In fact, it was important for Langley's analysts to know to what extent the various sectors of the opposition were still credible, what mobilization at "hour X" they would be able to carry out, and whether the conditions and ability to create an "urban subversive center" in Venezuela's main cities, while paramilitary groups would organize a "rural subversive center" in the Venezuelan states bordering Colombia, existed.

An important element of this hybrid war was the urgency of Donald Trump's government to activate a complicated set of subversive elements of a "low-intensity war" that was planned to turn into a "real spontaneous popular uprising" capable of "absorbing the army units loyal to the Maduro regime and the most dynamic working sectors of the state energy and oil companies."

A key role in the U.S. hybrid warfare has been played by the computer keyboard. The first power outage in the country was recorded on March 7, 2019 and lasted 60 hours, paralyzing all computer networks in Venezuela. The current administration of Democrat Biden is not shy about these weapons either. Cyber terrorism has severely damaged Venezuela's economy.

After the Bolivarian government managed to bypass most of the financial sanctions with the help of Russia, the CIA, on Trump's orders, launched the "Constitution" operation or, as it was informally called in Langley, the "second Maidan operation" – playing the "interim president" card, with the expectation that the right-wing opposition could make a "color revolution" along the lines of Ukraine and other former Soviet republics and impose a new government, totally dependent on the White House and multinational corporations.

Thus Juan Guaido, president of the National Assembly of Venezuela, appeared on the political scene. His appearance in January 2019 announced and appointed him interim president of the country, referring to the constitutional provision that allows him to come to power in the absence of the legitimate head of state, the opposition-controlled Venezuelan parliament.

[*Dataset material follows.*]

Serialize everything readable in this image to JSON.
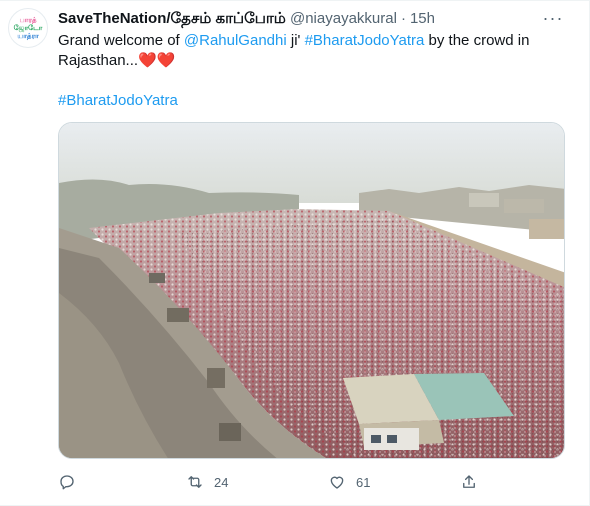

However, "toward the end" of the Biden administration, he "deflated" and was rejected by almost all the countries that recognized him, including the European Union.

According to the subversive plan, Constitution operation was to be the starting point of a planned U.S. invasion disguised as sending humanitarian aid. However, one of the reasons for abandoning the air part of the operation was Venezuela's readiness to repel the attack.

President Maduro, following the precepts of Hugo Chavez, completed with the help of Russia the defense of the entire airspace of the country with a real "umbrella" equipped with anti-aircraft missiles guided by powerful Russian radars capable of neutralizing any type of electronic jamming at a distance of 300 kilometers.

In one way or another, the Biden administration is not much different from Trump in its treatment of Venezuela. Only the guts are thinner. The Biden administration seeks to move away from Trump's failed "maximum pressure" strategy. But not from the intention to continue the hybrid war against Venezuela and overthrow Maduro's government, as well as all the other leaders of the now second "pink wave" of South America.

Venezuela appears in U.S. national security strategies as a "dictatorship" in the Western Hemisphere, which, along with Cuba and Nicaragua, must be "isolated" to prevent "military and economic expansion" by China and Russia, which are seen as a threat to "strategic reserve countries of the United States," according to Che Guevara.

Venezuela has been and continues to be a laboratory of all possible strategies for regime change, developed by the combined U.S. authorities to a far greater extent than Cuba, if only because it can rely on real opposition in power to the Venezuelan leader. This does not work in Cuba.

Standing on the balcony of the presidential palace, Nicolás Maduro warned his supporters about the U.S. response to the political crisis in the country. "We don't want to go back to the gringo interventions of the 20th century," he said. – "The U.S. is trying to stage a coup d'état and establish a puppet government in its interests in Venezuela."

In 2024, both Venezuela and the U.S. will hold presidential elections. The "democratic" White House administration is preparing for both, not hesitating to use hybrid warfare methods against its opponents. Losing the hybrid war to Maduro, Biden is getting back at Trump.